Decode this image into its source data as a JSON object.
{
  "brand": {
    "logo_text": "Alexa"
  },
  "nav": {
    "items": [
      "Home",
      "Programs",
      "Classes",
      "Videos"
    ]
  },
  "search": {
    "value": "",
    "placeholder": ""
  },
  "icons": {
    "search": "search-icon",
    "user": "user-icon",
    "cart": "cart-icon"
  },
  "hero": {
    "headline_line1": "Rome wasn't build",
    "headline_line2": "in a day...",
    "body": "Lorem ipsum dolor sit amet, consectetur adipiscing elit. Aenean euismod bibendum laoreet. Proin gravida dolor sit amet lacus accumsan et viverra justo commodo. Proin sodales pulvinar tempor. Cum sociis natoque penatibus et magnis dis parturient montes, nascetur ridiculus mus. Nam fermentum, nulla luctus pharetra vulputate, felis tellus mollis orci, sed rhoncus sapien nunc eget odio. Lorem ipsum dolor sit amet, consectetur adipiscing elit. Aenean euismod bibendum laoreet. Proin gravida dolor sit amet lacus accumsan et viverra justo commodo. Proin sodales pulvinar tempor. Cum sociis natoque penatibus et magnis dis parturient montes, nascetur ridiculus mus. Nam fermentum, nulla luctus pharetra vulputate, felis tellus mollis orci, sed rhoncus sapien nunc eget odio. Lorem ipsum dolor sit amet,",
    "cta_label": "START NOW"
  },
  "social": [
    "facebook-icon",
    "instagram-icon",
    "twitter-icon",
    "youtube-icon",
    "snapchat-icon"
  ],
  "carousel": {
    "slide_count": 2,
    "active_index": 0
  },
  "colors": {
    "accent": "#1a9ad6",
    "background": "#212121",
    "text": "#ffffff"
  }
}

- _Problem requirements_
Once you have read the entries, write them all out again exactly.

- _Reply to the exercise_
Decode this image into its source data as a JSON object.
{
  "brand": {
    "logo_text": "Alexa"
  },
  "nav": {
    "items": [
      "Home",
      "Programs",
      "Classes",
      "Videos"
    ]
  },
  "search": {
    "value": "",
    "placeholder": ""
  },
  "icons": {
    "search": "search-icon",
    "user": "user-icon",
    "cart": "cart-icon"
  },
  "hero": {
    "headline_line1": "Rome wasn't build",
    "headline_line2": "in a day...",
    "body": "Lorem ipsum dolor sit amet, consectetur adipiscing elit. Aenean euismod bibendum laoreet. Proin gravida dolor sit amet lacus accumsan et viverra justo commodo. Proin sodales pulvinar tempor. Cum sociis natoque penatibus et magnis dis parturient montes, nascetur ridiculus mus. Nam fermentum, nulla luctus pharetra vulputate, felis tellus mollis orci, sed rhoncus sapien nunc eget odio. Lorem ipsum dolor sit amet, consectetur adipiscing elit. Aenean euismod bibendum laoreet. Proin gravida dolor sit amet lacus accumsan et viverra justo commodo. Proin sodales pulvinar tempor. Cum sociis natoque penatibus et magnis dis parturient montes, nascetur ridiculus mus. Nam fermentum, nulla luctus pharetra vulputate, felis tellus mollis orci, sed rhoncus sapien nunc eget odio. Lorem ipsum dolor sit amet,",
    "cta_label": "START NOW"
  },
  "social": [
    "facebook-icon",
    "instagram-icon",
    "twitter-icon",
    "youtube-icon",
    "snapchat-icon"
  ],
  "carousel": {
    "slide_count": 2,
    "active_index": 0
  },
  "colors": {
    "accent": "#1a9ad6",
    "background": "#212121",
    "text": "#ffffff"
  }
}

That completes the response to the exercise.